Aaron Brown, son of the former Leader of the State Parliamentary Liberal Party, Alan Brown, is a candidate for the local government electorate of Strzelecki. He was a speaker at last Wednesday’s candidates’ forum in Korumburra. M483016

Aaron Brown, son of the former Leader of the State Parliamentary Liberal Party, Alan Brown, is a candidate for the local government electorate of Strzelecki. He was a speaker at last Wednesday’s candidates’ forum in Korumburra. M483016

A VOTER in Strzelecki ward, Clive Hope of Meeniyan, has accused one of the candidates in the electorate of unfairly trying to tarnish the names of his opponents by using a big local issue against them.
The accused candidate is Andrew McEwen.
The hot issue is Coal Seam Gas.
And the targets of Cr McEwen’s allegedly misleading behaviour are the sitting councillors; Lorraine Brunt, Mohya Davies, Jim Fawcett, Nigel Hutchinson-Brooks and Bob Newton.
At a ‘meet the candidates’ Q&A session in Korumburra last Wednesday night, Mr Hope queried why Cr McEwen was trying to mislead the community about the attitude of his council colleagues to unconventional gas mining.
“You said that the majority voting block on council, and you named them in your newsletter, voted down a motion calling on the State Government to exempt this area from Coal Seam Gas exploration and fracking, instead attacking you for your position.
“It leaves people to think the council actually supported fracking which couldn’t have been further from the truth.”
He said Cr McEwen was trying to say that only Crs Hill, Kennedy and himself were truly opposed to CSG.
Mr Hope said for fairness the newsletter should also have said that it was the strong policy of the whole council to be opposed to fracking and Coal Seam Gas mining in South Gippsland; that all councillors had previously voted that way.
Cr McEwen said it wasn’t his responsibility to point out that the council had already supported a motion against Coal Seam Gas mining.
He said the more recent motion, calling for exemption under the Mining Act, as achieved in the Margaret River area of Western Australia, would have provided a higher level of protection for this area from fracking.
And he denied there was any attempt made to mislead voters.
Other candidates also gave their opinions, all of them opposed to on-shore gas mining in the area.

No ‘$32 million’ office
Another contentious issue, raised at the candidates’ forum, was the issue of the alleged $32 million shire office project for Leongatha.
A local resident, Heather Gregg, queried the status of the project, noting that there was nothing wrong with reviewing the future of a 50-year old shire office building.
Another candidate at the forum, Jim Forbes, said there had been no resolution of council to support the development of new offices.
“It was purely an investigation about the Leongatha rail land, if it came available, would council be interested in buying it for a new municipal precinct. But that’s no longer a live option. Victrack wants to keep the land,” he said.
“In my view, if there was to be a new building, I’d like to see the depot staff and indoor staff put together. I believe it would lead to better outcomes for the community,” he said.
Other candidates also made comments, including Cr McEwen, who claimed there was an allocation in the budget towards the project with a target building date of 2022, 2023 and 2024.
Cr Lorraine Brunt has since accused Cr McEwen of attempting to mislead the voters on this issue as well, saying that in another newsletter Cr McEwen had claimed the council had approved the project in 2015.
“It hasn’t been approved. Nothing has been decided and it’s misleading to say that it has,” Cr Brunt said.

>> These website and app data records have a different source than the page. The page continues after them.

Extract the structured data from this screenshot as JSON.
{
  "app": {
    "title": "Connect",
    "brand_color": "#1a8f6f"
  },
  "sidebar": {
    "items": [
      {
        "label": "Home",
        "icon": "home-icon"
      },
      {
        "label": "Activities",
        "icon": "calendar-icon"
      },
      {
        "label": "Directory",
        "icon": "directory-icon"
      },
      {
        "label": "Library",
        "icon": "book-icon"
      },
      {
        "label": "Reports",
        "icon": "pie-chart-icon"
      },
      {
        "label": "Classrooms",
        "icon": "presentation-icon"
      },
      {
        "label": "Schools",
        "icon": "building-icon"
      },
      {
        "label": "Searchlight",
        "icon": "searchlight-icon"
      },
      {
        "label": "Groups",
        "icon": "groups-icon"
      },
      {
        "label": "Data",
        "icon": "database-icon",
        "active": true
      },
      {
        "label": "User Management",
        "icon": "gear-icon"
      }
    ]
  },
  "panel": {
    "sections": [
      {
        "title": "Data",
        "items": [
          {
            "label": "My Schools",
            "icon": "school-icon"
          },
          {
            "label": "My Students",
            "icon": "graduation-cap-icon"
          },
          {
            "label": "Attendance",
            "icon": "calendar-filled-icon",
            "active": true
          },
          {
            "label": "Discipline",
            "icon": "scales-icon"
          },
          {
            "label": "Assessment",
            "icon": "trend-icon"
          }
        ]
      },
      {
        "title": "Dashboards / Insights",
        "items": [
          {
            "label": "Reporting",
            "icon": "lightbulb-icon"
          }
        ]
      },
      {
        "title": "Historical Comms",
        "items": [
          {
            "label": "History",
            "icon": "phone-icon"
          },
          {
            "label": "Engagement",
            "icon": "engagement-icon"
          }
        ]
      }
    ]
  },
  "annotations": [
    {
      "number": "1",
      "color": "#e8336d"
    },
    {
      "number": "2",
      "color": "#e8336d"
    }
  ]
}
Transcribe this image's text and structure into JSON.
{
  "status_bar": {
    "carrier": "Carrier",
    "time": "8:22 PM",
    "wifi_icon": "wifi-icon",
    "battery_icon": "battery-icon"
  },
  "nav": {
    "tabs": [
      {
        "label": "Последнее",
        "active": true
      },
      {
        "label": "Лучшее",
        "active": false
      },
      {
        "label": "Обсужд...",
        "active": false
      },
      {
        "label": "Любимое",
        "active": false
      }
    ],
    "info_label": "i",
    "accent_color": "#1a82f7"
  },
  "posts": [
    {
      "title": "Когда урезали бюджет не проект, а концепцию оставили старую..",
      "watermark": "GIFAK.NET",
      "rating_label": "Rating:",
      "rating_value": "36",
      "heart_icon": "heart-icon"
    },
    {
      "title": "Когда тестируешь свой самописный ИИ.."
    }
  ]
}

Execs should live here
Another contentious issue at the forum was raised by Clyde Patterson of Korumburra, who questioned the value to the area of shire executives that didn’t live locally.
“In the same way that every $1 generated by tourism means $6 for the local economy, does every dollar spent on executives that leaves the shire actually cost us $6 in income?
One of the candidates, David Wanless said he had no problem with a competent CEO being paid the going rate, provided he achieved an exacting set of Key Performance Indicators.
But he also said there was no doubt that shire executives who lived locally took more interest in the area and that it should be encouraged during recruitment.
The night which attracted all 10 candidates for Strzelecki and approximately 30 other local people, gave candidates a chance to state their case for election.
Other issues raised on the night included disharmony on council, candidates abusing the preference voting system by running dummy candidates, the need for a complete review of shire services, need for transparent council processes, pro-business/local jobs environment, and concern about the proposed quarry landfill.